Considered by many to be the greatest emo song of all time, “Never Meant” is about trying to move on and forget. But that’s easier said than done—Mike Kinsella’s pleas are ostensibly directed at his soon-to-be ex-lover, but it sounds like he’s trying to convince himself. No breakup song list is complete without this on it. —Sayles
“Poke,” Frightened Rabbit
Frightened Rabbit’s 2007 album The Midnight Organ Fight has at least four generationally great breakup songs. There’s the fan-favorite “Keep Yourself Warm” (a part of the chorus that’s preceded by “it takes more than fucking someone to”), and there’s “My Backwards Walk,” which feels like the song Chris Martin wanted to write with “The Scientist.” There’s the mournful “Floating in the Forth,” which eerily foreshadowed how singer Scott Hutchison would eventually die by suicide. But for me the best one is “Poke,” a sparse, mostly acoustic tune in which Hutchison doesn’t sort through the end of a relationship as much as he screams and sobs into the waste bin that its wreckage occupies.

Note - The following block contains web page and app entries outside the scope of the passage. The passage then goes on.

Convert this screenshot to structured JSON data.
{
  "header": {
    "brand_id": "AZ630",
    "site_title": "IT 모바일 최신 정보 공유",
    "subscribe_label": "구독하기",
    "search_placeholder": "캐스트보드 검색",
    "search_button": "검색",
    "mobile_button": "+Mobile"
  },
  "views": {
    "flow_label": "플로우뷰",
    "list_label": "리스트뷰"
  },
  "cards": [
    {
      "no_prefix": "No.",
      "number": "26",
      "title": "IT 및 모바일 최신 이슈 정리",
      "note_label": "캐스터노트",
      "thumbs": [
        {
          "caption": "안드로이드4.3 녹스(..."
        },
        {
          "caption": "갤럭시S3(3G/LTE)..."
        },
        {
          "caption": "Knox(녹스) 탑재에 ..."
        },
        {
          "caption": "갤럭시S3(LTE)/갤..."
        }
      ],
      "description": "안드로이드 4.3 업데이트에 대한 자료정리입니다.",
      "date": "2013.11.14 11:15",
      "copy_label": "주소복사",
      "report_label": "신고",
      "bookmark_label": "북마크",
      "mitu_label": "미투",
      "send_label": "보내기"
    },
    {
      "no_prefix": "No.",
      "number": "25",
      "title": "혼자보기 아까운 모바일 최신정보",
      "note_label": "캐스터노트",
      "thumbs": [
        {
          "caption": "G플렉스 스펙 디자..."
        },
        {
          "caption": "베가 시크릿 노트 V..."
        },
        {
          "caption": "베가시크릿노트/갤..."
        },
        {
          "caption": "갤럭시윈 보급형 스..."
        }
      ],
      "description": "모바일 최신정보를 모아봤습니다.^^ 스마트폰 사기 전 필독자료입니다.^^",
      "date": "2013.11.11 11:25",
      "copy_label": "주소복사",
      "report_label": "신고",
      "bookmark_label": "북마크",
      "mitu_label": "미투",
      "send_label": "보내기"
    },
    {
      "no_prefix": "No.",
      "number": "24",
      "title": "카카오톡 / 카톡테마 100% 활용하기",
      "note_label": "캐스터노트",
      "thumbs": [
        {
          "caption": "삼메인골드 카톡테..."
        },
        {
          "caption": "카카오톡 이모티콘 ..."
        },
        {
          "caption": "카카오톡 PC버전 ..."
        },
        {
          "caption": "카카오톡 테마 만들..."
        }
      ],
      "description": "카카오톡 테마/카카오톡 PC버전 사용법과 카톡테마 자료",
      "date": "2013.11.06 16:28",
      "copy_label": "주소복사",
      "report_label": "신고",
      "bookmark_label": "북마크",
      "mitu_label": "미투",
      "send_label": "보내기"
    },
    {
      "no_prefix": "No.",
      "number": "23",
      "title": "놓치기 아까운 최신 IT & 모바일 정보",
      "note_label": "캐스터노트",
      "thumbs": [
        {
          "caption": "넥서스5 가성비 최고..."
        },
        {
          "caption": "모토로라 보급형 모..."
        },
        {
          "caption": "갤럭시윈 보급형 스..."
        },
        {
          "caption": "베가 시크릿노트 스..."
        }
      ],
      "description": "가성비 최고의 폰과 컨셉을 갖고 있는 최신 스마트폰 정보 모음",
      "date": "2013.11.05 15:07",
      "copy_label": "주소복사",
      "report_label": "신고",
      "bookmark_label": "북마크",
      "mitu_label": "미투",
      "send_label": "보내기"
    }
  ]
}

It’s everything that makes a great Frightened Rabbit song—it’s painfully honest, occasionally funny, and unbelievably sad. Fitting of the song’s title, listening to it feels like poking at an old wound, digging deeper into it to try to make sense of it. Early in the song he sings, “We adopt a brand new language / Communicate through pursed lips,” underscoring the way in which lovers’ secret code turns into antagonistic lawyer jargon as communal stuff gets split up, bars and haunts are territorially marked, and friend groups choose sides. For the late Hutchison, breakup songs were his language, spoken and understood by anyone who counted themselves as a fan, and by anyone familiar with heartache. “Poke,” and the rest, are all the more gut wrenching in his absence. —McConnell
“None of Your Concern,” Jhené Aiko Featuring Big Sean
We all know that Jhené Aiko and Big Sean’s on-again, off-again relationship is nothing short of toxic. I mean, she got HIS FACE tattooed on her arm after a year of dating—who does that? The lyrics to this post-breakup ballad are clearly about her most recent ex, and on first listen, I was fist-pumping in support. Lines like, “I know that I’m deserving of more” and “not scared to be alone anymore” nearly crowned it as a self-love anthem. Then, after a brief pause, Big Sean comes on the record! And starts rapping about her! “Yeah, you know I had these issues when you met me,” he raps. What’s better than two ridiculously talented people—who are pretty bad at relationships, I might add—essentially arguing in a well-crafted song? If anything, I was upset that the song ended on Big Sean’s verse and Jhené didn’t get a rebuttal. —Jordan Ligons
“Before He Cheats,” Carrie Underwood
Look, I don’t care what quantity of CBD you ingest each day or how many years of therapy you’ve been through, even the most enlightened of us have fantasized about exacting revenge upon an ex. “Before He Cheats” describes the destruction of one man’s customized four-wheel drive with such feverish detail that it’s essentially ASMR for the romantically scorned, a cathartic, slightly unhinged victory dance atop the ruins of a relationship too far gone to salvage. While I don’t necessarily endorse property damage, I do think the musical expression of rage—particularly female rage—is underrated. And judging from the number of women I’ve seen angrily sing this song at karaoke, we’d all be a little better off if we expressed ourselves with the same reckless abandon as Carrie Underwood. —Alyssa Berenzak
“Angie,” the Rolling Stones
As with so many of the great breakup songs, from “You’re So Vain” to “You Oughta Know,” it’s tempting to get to the bottom of exactly whom (or what) this song is about. Writer Keith Richards’s muse Anita Pallenberg? Their daughter Dandelion Angela? David Bowie’s wife Angie? Heroin? Mick Jagger’s love Marianne Faithfull? The list goes on and on, but it also doesn’t matter: “Angie” is the honest, doomed accounting of the loving in one’s soul and the money in one’s coat, and what’s more universal than that? Some breakups involve screaming and throwing plates; others are quiet, even tender. “Angie” describes the latter, lamenting the ravages of time and circumstance, quietly talking itself into saying goodbye for everyone’s good. —Katie Baker